Book #5: Read “Getting Naked” and shed the fears associated with client service
By: Matt Dierker, Vice President, Centric Cleveland
Patrick Lencioni’s “Getting Naked: A Business Fable About Shedding The Three Fears That Sabotage Client Loyalty” is a compelling book that tells the story of Jack Bauer, a management consultant charged with integrating two firms with fundamentally different cultures. Jack discusses how impressions are formed about competitors, including how they operate and what they value, and how these impressions can be proven wrong when you are forced to merge two firms and make them work together. More importantly, Jack is forced to reconsider the fundamental tenants about how his firm operates and what is important to client service. He learns through the integration effort that many of his assumptions are false.
For those that have spent any significant time in the consulting industry, particularly those that may have come up through the ranks of the “Big 4,” this story will hit home. Patrick does an amazing job of highlighting the practices that many of us apply to effectively manage the consulting business and our client relationships, and how they actually prevent us from developing deep, meaningful relationships with our clients. The lessons he learns from Michael Casey, the managing partner of the acquired firm, fundamentally change who he is as a person and how the new firm approaches their relationships with their clients.
This is an easy read that tackles some big issues in management consulting. It solidified some concepts I already valued, and made me reconsider others. Mr. Lencioni shows you how to shed the fears that have driven your approach to client service and how taking a more transparent, naked approach to your clients will improve your business and your life.
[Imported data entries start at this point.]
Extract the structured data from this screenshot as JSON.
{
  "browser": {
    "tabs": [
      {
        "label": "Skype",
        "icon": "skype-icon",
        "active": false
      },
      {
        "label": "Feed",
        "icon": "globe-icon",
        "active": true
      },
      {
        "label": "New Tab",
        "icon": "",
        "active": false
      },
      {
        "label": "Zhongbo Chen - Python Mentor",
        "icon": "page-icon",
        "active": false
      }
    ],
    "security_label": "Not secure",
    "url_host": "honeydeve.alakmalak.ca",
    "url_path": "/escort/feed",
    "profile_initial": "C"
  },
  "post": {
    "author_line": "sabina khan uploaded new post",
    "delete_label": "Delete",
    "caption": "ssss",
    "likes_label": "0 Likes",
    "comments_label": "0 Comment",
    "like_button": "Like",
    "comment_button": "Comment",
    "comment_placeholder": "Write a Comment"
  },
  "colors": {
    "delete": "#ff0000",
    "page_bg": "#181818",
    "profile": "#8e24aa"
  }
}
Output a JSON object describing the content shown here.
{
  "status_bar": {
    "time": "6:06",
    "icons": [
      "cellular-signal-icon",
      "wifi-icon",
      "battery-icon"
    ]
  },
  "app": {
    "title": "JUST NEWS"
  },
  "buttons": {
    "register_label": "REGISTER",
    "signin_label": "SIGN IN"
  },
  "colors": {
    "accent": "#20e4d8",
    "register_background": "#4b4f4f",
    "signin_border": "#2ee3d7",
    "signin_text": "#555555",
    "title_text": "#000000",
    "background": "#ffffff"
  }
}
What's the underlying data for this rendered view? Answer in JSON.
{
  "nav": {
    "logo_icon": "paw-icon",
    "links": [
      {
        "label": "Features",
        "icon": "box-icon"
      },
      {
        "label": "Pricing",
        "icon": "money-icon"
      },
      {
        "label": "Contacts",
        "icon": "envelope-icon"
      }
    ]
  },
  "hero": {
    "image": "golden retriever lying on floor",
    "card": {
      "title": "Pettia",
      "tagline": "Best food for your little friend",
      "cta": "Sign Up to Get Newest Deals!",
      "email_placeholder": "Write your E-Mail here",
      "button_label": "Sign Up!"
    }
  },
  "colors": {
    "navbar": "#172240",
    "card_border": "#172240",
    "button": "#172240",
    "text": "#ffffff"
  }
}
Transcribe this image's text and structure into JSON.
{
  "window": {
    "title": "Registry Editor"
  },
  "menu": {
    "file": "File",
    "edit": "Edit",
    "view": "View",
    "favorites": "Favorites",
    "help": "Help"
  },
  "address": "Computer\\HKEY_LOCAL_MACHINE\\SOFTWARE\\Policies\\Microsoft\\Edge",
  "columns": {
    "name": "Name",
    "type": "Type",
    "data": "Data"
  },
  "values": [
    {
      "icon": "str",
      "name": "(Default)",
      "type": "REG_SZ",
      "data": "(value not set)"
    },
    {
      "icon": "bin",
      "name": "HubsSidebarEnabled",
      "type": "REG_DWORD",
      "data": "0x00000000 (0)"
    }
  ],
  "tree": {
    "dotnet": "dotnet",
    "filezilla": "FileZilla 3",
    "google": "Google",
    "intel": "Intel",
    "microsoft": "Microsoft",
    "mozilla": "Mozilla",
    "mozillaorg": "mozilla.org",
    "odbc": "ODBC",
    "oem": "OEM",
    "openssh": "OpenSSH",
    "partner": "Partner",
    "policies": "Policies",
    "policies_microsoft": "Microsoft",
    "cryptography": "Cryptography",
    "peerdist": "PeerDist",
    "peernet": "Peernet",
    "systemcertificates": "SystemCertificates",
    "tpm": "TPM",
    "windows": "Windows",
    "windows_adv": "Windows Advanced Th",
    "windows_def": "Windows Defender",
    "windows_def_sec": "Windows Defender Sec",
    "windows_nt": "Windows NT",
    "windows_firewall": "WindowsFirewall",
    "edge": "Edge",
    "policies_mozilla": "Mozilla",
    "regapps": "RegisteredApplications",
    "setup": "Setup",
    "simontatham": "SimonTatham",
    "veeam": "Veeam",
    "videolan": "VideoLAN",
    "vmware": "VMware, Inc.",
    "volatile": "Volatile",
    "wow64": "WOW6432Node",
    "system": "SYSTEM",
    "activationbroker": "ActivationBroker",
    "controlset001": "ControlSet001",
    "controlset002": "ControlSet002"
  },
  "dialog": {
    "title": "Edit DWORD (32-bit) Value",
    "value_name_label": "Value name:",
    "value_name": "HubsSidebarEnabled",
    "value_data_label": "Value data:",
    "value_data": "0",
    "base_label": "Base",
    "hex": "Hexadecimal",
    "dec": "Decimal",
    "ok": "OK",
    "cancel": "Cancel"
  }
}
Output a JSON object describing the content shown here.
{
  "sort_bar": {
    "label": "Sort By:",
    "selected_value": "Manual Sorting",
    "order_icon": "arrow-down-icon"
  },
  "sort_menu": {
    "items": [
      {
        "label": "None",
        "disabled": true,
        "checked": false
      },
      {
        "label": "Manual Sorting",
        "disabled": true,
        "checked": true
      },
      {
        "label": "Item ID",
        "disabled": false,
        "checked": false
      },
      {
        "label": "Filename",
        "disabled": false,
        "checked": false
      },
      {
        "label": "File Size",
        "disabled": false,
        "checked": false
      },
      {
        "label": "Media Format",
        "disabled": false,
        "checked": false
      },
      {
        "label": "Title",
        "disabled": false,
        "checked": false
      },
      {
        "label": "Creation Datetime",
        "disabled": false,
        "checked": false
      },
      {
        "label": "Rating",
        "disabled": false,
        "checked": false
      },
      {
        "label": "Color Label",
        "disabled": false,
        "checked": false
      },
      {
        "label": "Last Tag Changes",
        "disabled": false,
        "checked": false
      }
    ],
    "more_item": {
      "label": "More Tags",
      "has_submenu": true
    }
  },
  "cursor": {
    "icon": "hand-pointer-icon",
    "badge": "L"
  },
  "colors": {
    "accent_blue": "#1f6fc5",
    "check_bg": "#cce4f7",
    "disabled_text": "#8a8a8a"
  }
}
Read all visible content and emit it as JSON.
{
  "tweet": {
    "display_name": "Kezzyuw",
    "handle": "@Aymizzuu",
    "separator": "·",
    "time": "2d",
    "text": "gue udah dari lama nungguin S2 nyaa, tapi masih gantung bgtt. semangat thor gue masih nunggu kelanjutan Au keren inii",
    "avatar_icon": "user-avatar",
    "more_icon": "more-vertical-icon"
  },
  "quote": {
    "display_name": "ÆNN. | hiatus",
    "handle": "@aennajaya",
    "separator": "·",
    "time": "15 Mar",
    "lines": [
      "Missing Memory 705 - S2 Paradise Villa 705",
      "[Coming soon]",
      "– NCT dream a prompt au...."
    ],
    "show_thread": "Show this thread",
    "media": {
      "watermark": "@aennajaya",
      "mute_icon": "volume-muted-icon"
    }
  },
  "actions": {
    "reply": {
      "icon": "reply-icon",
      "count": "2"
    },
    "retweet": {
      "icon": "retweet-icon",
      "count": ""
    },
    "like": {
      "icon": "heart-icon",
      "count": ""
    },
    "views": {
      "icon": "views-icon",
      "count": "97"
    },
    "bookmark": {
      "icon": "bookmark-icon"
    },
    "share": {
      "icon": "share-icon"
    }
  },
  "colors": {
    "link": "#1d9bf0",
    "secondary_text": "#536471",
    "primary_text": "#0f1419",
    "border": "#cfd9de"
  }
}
Patrick does an amazing job of highlighting the practices that many of us apply to effectively manage the consulting business and our client relationships, and how they actually prevent us from developing deep, meaningful relationships with our clients.